In a bid to drive sales further, Ferrero is adding to its Ferrero Rocher and Rafaello ranges with new variants and pack sizes in time for Christmas. The company said 39% of UK confectionery sales are made over the festive period and it is lining up a GBP6m media spend behind Ferrero Rocher, Ferrero Collection and Raffaello.
Elsewhere, Ferrero has devised its “biggest ever” on-pack promotion for sugar confectionery brand Tic Tac, which will be backed by a GBP1.7 ad campaign taking in shopper marketing and TV, plus mobile, social media and video on-demand.
“We continue to be disproportionate our spending above the line. It’s a very clear strategy for Ferrero. Despite the fact that we have a 3% share of the confectionery market, we advertise heavier than a lot of our competitors and our share of voice in the category is 13%,” Sutherland said.
A number of Ferrero’s confectionery rivals have sought to increase prices in recent months on the back of rising costs for commodities including dairy and cocoa.
Sutherland said Ferrero had faced its own pressures but claimed the company’s brand portfolio helped to absorb some of the costs.
“We’re subject to those input cost pressures as well and it’s fair to say we’re slightly more vulnerable than some in some of our mixes as we are hugely reliant on hazelnuts,” he said. “Hazelnuts run as a trend across a lot of our portfolio and that is so vulnerable to the weather. We had a bad harvest this year on hazelnuts.
“When you look at the price per kilo of our products, the benefit we’ve got is that the products are so unique and give that consumer satisfaction that actually we’re able to command premium price points already. We’re able to manage that mix.”

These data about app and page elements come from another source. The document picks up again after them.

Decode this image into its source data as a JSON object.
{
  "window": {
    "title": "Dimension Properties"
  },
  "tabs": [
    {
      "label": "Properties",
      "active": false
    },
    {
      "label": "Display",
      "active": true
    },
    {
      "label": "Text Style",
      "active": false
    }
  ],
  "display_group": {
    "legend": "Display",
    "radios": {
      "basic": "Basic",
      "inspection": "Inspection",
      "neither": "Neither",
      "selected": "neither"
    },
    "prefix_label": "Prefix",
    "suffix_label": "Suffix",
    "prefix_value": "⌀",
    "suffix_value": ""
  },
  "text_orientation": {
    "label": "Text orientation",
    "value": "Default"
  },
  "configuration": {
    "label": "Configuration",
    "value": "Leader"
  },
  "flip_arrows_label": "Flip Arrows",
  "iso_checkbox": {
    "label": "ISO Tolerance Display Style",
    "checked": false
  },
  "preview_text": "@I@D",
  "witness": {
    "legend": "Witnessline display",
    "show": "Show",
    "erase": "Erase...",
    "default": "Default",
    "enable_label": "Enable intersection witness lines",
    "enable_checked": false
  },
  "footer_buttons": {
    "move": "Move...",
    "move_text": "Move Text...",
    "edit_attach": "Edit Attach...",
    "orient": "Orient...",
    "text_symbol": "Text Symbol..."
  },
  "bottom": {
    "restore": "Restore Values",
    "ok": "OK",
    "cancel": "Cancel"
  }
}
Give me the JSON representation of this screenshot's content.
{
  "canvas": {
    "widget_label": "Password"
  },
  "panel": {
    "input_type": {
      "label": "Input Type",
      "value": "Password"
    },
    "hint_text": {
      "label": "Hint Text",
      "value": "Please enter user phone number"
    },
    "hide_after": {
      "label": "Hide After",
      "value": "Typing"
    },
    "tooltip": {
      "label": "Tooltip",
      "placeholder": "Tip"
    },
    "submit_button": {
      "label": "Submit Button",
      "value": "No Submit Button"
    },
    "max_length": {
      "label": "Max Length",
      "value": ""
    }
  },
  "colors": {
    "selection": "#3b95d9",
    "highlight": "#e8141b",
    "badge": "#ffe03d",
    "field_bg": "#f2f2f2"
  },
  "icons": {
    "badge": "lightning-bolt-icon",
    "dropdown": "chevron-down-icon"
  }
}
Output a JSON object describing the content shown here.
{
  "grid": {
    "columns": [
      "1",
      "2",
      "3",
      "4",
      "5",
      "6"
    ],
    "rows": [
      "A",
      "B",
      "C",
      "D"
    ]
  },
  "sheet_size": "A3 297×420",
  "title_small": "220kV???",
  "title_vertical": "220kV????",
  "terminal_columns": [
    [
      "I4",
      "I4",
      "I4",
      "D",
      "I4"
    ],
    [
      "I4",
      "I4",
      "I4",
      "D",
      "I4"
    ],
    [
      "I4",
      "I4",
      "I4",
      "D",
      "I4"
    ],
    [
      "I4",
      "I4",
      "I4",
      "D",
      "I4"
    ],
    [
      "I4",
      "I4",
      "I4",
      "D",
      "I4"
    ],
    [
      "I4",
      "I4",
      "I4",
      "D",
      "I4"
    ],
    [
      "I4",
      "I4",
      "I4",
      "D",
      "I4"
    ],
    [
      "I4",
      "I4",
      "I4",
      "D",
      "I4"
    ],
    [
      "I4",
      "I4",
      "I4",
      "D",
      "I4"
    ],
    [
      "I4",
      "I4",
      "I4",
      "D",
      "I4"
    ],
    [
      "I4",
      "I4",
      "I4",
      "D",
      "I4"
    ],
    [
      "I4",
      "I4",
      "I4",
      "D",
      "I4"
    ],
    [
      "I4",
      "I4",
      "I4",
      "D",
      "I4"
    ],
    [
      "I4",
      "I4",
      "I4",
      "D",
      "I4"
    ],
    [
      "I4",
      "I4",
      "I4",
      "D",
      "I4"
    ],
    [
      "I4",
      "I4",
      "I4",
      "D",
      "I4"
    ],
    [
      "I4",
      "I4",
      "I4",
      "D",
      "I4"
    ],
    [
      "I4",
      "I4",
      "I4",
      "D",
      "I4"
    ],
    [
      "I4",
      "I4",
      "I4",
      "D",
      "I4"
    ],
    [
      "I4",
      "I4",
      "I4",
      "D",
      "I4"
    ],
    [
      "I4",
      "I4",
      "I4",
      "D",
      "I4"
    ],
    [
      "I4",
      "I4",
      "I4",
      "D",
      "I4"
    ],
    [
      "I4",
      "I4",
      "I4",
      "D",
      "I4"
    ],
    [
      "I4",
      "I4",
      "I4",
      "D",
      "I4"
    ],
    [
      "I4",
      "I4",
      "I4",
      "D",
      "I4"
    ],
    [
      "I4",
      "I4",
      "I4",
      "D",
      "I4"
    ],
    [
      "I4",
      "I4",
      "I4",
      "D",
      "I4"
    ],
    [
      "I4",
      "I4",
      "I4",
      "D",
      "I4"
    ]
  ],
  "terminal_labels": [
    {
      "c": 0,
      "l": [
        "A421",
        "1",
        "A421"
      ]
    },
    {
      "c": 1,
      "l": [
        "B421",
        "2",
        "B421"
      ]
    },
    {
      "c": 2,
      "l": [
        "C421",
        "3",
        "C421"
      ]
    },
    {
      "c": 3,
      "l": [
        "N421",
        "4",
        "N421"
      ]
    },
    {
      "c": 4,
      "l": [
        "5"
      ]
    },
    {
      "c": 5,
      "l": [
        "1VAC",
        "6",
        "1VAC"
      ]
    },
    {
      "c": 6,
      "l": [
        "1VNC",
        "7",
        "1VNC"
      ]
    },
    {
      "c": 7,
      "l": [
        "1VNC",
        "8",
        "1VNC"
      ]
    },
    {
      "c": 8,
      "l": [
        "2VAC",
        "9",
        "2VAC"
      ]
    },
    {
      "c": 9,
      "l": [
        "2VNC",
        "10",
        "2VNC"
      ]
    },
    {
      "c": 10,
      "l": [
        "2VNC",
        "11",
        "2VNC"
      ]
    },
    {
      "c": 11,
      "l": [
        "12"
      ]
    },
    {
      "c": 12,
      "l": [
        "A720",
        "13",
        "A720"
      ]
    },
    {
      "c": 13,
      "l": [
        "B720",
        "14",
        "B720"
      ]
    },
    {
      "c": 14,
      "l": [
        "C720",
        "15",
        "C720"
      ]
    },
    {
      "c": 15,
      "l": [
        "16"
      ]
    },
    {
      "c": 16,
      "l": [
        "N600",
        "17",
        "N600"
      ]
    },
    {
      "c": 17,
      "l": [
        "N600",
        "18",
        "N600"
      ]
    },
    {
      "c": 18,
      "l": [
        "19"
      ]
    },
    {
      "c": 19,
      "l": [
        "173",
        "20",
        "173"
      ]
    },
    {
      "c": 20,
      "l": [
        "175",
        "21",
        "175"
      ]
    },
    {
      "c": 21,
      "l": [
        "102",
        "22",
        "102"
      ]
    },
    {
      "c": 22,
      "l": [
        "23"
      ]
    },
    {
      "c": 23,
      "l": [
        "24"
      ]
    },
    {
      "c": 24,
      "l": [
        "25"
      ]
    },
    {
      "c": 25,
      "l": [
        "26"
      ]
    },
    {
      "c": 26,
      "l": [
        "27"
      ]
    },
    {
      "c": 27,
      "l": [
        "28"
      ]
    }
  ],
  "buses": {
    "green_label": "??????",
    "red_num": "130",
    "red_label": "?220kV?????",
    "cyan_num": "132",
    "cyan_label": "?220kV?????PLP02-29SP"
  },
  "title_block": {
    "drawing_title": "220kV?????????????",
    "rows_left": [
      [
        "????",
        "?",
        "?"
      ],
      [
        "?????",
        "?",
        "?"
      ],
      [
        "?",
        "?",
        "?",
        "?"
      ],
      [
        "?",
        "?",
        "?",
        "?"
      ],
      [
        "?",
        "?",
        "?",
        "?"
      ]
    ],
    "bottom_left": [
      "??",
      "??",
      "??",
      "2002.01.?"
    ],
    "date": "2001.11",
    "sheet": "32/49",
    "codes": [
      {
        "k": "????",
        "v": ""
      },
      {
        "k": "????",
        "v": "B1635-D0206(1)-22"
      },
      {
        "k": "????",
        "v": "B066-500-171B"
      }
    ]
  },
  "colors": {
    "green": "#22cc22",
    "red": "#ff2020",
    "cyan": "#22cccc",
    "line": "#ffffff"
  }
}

He added Ferrero had drawn up agreements with retail customers for the months ahead. “We’ve got a series of joint business plans with our customers so prices are now set. I can’t promise what retailers will do.”